Please repeat the data below exactly, with the pictures removed.

- [AVAILABLE RECORDS]
------------------------------------------------

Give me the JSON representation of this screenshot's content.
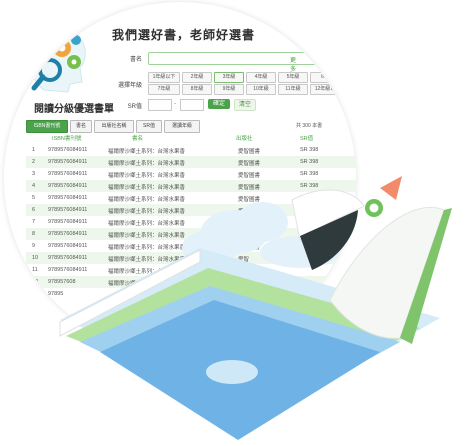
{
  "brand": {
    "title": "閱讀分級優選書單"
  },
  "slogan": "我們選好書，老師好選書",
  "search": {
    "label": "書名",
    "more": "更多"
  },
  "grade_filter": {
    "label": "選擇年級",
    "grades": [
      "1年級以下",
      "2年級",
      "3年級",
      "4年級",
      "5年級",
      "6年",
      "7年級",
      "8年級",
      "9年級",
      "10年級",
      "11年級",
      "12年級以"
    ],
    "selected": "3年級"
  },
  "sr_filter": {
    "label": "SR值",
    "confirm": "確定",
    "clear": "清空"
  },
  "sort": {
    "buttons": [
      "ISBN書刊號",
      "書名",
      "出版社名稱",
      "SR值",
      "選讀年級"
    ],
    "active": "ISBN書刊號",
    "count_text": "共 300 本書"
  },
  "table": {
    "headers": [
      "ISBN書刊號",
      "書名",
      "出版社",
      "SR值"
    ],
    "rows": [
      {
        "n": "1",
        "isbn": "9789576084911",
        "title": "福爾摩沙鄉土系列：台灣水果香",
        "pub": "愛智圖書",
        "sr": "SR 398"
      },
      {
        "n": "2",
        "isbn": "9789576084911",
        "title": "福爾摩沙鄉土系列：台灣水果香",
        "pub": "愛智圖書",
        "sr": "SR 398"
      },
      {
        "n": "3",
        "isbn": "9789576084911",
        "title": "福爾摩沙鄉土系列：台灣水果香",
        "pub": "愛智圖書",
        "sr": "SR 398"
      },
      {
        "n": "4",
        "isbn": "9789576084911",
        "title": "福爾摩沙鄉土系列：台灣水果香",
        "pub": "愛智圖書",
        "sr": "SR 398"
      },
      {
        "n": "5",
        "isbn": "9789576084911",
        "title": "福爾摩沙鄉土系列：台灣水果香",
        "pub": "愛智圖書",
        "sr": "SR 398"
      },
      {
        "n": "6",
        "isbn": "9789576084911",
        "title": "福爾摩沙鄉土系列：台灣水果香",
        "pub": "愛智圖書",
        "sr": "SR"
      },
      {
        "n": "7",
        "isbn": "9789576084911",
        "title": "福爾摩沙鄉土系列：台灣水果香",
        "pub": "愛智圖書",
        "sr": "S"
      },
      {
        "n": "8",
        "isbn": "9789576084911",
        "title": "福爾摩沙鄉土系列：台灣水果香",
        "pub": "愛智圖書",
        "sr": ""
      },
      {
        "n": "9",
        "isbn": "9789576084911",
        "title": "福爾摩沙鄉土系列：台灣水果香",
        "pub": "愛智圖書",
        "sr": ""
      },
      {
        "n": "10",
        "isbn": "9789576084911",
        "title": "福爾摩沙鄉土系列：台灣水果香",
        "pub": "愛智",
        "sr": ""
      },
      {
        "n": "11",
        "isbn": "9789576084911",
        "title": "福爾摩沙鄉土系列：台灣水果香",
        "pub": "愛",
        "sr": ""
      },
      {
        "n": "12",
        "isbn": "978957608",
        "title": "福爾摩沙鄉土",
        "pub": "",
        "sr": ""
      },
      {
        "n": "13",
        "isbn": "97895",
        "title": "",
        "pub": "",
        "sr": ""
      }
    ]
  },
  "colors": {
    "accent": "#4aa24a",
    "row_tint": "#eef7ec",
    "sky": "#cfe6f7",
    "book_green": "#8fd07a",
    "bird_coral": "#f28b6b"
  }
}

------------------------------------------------

- [ANSWER BELOW]
Give me the JSON representation of this screenshot's content.
{
  "brand": {
    "title": "閱讀分級優選書單"
  },
  "slogan": "我們選好書，老師好選書",
  "search": {
    "label": "書名",
    "more": "更多"
  },
  "grade_filter": {
    "label": "選擇年級",
    "grades": [
      "1年級以下",
      "2年級",
      "3年級",
      "4年級",
      "5年級",
      "6年",
      "7年級",
      "8年級",
      "9年級",
      "10年級",
      "11年級",
      "12年級以"
    ],
    "selected": "3年級"
  },
  "sr_filter": {
    "label": "SR值",
    "confirm": "確定",
    "clear": "清空"
  },
  "sort": {
    "buttons": [
      "ISBN書刊號",
      "書名",
      "出版社名稱",
      "SR值",
      "選讀年級"
    ],
    "active": "ISBN書刊號",
    "count_text": "共 300 本書"
  },
  "table": {
    "headers": [
      "ISBN書刊號",
      "書名",
      "出版社",
      "SR值"
    ],
    "rows": [
      {
        "n": "1",
        "isbn": "9789576084911",
        "title": "福爾摩沙鄉土系列：台灣水果香",
        "pub": "愛智圖書",
        "sr": "SR 398"
      },
      {
        "n": "2",
        "isbn": "9789576084911",
        "title": "福爾摩沙鄉土系列：台灣水果香",
        "pub": "愛智圖書",
        "sr": "SR 398"
      },
      {
        "n": "3",
        "isbn": "9789576084911",
        "title": "福爾摩沙鄉土系列：台灣水果香",
        "pub": "愛智圖書",
        "sr": "SR 398"
      },
      {
        "n": "4",
        "isbn": "9789576084911",
        "title": "福爾摩沙鄉土系列：台灣水果香",
        "pub": "愛智圖書",
        "sr": "SR 398"
      },
      {
        "n": "5",
        "isbn": "9789576084911",
        "title": "福爾摩沙鄉土系列：台灣水果香",
        "pub": "愛智圖書",
        "sr": "SR 398"
      },
      {
        "n": "6",
        "isbn": "9789576084911",
        "title": "福爾摩沙鄉土系列：台灣水果香",
        "pub": "愛智圖書",
        "sr": "SR"
      },
      {
        "n": "7",
        "isbn": "9789576084911",
        "title": "福爾摩沙鄉土系列：台灣水果香",
        "pub": "愛智圖書",
        "sr": "S"
      },
      {
        "n": "8",
        "isbn": "9789576084911",
        "title": "福爾摩沙鄉土系列：台灣水果香",
        "pub": "愛智圖書",
        "sr": ""
      },
      {
        "n": "9",
        "isbn": "9789576084911",
        "title": "福爾摩沙鄉土系列：台灣水果香",
        "pub": "愛智圖書",
        "sr": ""
      },
      {
        "n": "10",
        "isbn": "9789576084911",
        "title": "福爾摩沙鄉土系列：台灣水果香",
        "pub": "愛智",
        "sr": ""
      },
      {
        "n": "11",
        "isbn": "9789576084911",
        "title": "福爾摩沙鄉土系列：台灣水果香",
        "pub": "愛",
        "sr": ""
      },
      {
        "n": "12",
        "isbn": "978957608",
        "title": "福爾摩沙鄉土",
        "pub": "",
        "sr": ""
      },
      {
        "n": "13",
        "isbn": "97895",
        "title": "",
        "pub": "",
        "sr": ""
      }
    ]
  },
  "colors": {
    "accent": "#4aa24a",
    "row_tint": "#eef7ec",
    "sky": "#cfe6f7",
    "book_green": "#8fd07a",
    "bird_coral": "#f28b6b"
  }
}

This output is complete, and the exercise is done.